Listed below are entries; give the number of lines among them that include "title", and only that number.

> DATASET RECORDS:

+ + + +

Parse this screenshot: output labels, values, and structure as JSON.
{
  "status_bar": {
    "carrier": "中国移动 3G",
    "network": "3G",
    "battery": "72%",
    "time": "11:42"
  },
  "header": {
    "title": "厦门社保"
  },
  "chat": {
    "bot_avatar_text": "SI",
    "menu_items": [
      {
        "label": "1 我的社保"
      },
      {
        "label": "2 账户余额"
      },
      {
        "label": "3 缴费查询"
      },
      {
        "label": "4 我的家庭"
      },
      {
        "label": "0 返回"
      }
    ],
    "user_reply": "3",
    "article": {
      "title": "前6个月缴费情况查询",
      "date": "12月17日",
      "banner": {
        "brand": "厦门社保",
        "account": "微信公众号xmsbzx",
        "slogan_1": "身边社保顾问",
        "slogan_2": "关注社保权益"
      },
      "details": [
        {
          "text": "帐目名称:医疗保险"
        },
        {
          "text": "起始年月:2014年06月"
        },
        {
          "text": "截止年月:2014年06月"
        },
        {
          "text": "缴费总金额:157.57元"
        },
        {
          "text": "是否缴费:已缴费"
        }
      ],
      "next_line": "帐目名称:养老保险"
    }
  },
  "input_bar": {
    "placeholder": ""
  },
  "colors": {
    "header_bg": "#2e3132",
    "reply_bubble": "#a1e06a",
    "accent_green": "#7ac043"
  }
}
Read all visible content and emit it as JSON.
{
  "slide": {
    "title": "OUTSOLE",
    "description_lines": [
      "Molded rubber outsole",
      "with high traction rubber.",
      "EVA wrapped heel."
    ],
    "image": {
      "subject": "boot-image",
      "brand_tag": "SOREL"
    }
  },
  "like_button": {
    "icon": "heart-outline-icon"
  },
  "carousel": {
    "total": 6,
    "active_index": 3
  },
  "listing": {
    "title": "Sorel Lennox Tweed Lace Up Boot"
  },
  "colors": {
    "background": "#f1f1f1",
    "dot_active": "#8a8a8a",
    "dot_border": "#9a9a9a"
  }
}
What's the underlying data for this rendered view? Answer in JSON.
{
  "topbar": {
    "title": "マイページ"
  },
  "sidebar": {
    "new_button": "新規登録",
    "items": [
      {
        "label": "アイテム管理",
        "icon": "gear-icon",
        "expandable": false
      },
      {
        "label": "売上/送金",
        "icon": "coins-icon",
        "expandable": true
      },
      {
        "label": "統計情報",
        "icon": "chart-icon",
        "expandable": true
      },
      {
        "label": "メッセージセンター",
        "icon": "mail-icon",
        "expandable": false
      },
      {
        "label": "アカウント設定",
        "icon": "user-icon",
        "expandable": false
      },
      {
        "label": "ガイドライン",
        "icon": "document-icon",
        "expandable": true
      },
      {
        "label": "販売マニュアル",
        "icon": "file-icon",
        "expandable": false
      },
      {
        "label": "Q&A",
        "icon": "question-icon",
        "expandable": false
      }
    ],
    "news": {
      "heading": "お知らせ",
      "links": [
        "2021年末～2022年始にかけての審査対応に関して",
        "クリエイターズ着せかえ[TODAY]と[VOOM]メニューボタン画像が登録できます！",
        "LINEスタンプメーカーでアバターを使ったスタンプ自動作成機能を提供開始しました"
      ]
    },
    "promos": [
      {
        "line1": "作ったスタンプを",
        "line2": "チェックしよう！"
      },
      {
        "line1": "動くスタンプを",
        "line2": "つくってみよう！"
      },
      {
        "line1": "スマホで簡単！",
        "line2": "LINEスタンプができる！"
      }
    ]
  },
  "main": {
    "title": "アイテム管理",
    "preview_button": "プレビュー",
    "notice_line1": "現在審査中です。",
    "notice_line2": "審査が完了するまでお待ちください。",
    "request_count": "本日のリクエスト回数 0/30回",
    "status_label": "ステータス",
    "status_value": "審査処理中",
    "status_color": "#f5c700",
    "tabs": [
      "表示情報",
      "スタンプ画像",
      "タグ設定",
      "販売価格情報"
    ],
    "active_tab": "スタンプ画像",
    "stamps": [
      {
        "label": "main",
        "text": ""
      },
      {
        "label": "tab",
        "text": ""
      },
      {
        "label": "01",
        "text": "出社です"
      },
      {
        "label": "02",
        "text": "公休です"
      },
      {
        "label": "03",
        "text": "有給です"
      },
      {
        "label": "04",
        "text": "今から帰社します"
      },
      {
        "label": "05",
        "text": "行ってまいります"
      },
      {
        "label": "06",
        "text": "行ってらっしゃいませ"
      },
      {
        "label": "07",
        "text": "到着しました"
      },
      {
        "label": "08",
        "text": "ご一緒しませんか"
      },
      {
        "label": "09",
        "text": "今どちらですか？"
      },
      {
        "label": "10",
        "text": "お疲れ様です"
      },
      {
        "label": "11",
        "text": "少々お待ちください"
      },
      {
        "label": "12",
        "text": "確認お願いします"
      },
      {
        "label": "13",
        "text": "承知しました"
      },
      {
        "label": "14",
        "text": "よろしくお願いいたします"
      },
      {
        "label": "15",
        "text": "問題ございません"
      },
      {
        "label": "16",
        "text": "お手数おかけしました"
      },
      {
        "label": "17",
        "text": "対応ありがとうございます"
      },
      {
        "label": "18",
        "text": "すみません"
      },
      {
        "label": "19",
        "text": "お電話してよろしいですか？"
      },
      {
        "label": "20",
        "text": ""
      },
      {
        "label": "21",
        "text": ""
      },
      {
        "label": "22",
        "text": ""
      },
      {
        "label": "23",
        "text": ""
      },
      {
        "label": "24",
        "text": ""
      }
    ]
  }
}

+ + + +

> RESPONSE AREA: 6